These experts see great potential in using this new data source for route planning for local public transport. With the help of mobile network data, it will be possible to obtain continuous information on general transport demand, which could supplement and eventually replace expensive manual transport surveys. 
Source & Image: Fraunhofer IAO

BionaticInterview with Prof. Dr. Andreas Knie, Head of the Research Group "Science Policy Studies" at the WZB Berlin Social Science Center
Prof. Dr. Andreas Knie is a transport and mobility expert, and the head of the Research Group "Science Policy Studies" at the WZB Berlin Social Science Center. He also established and is the leader of the "Mobility" Project Group at the WZB. He is a professor of sociology at the Technische Universität Berlin (TU Berlin) and the managing director of the Innovation Centre for Mobility and Change (InnoZ). Prof. Dr. Knie is the author of several publications, including, Die digitale Mobilitätsrevolution. Vom Ende des Verkehrs wie wir ihn kannten.   

Prof. Dr. Knie is advocating for a shift away from an automobile-friendly transport policy to a German transportation transformation (Verkehrswende) by increasing flexible public transport services. He was involved in the development of the Deutsche Bahn Carsharing and Call a Bike services, as well as the Touch & Travel app to buy tickets.
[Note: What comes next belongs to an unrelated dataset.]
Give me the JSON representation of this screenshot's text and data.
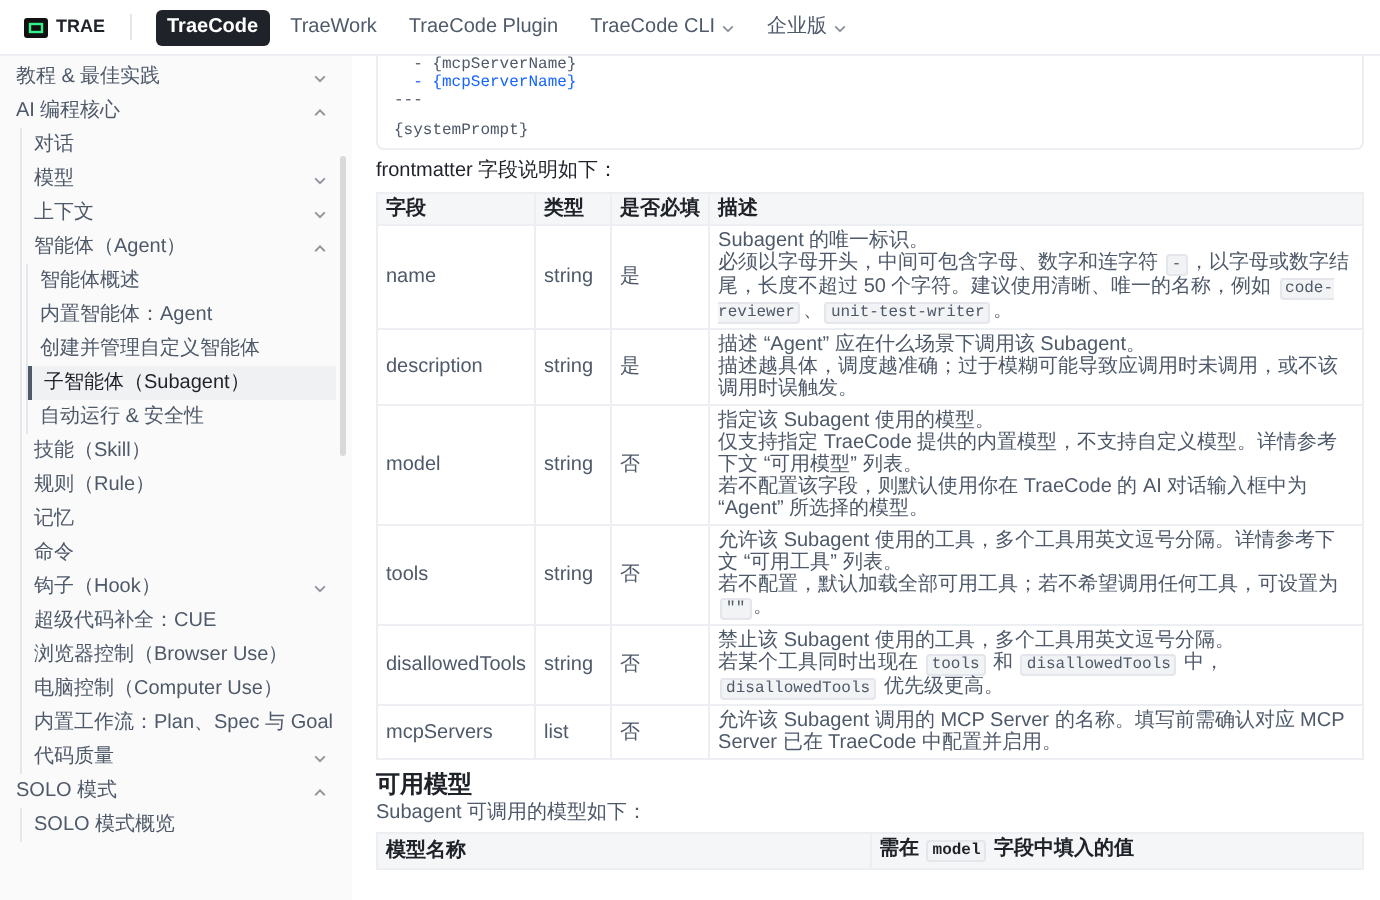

In this interview with the GCRI, Prof. Dr. Knie discusses intelligent mobility and why Germany needs a Verkehrswende. He describes what has been done to improve car traffic flow in Germany and what needs to change. Prof. Dr. Knie also highlights the greatestchallenges cities will face with respect to traffic management in the future. To read the full interview, click here.
Source & Image: WZB Berlin Social Science Center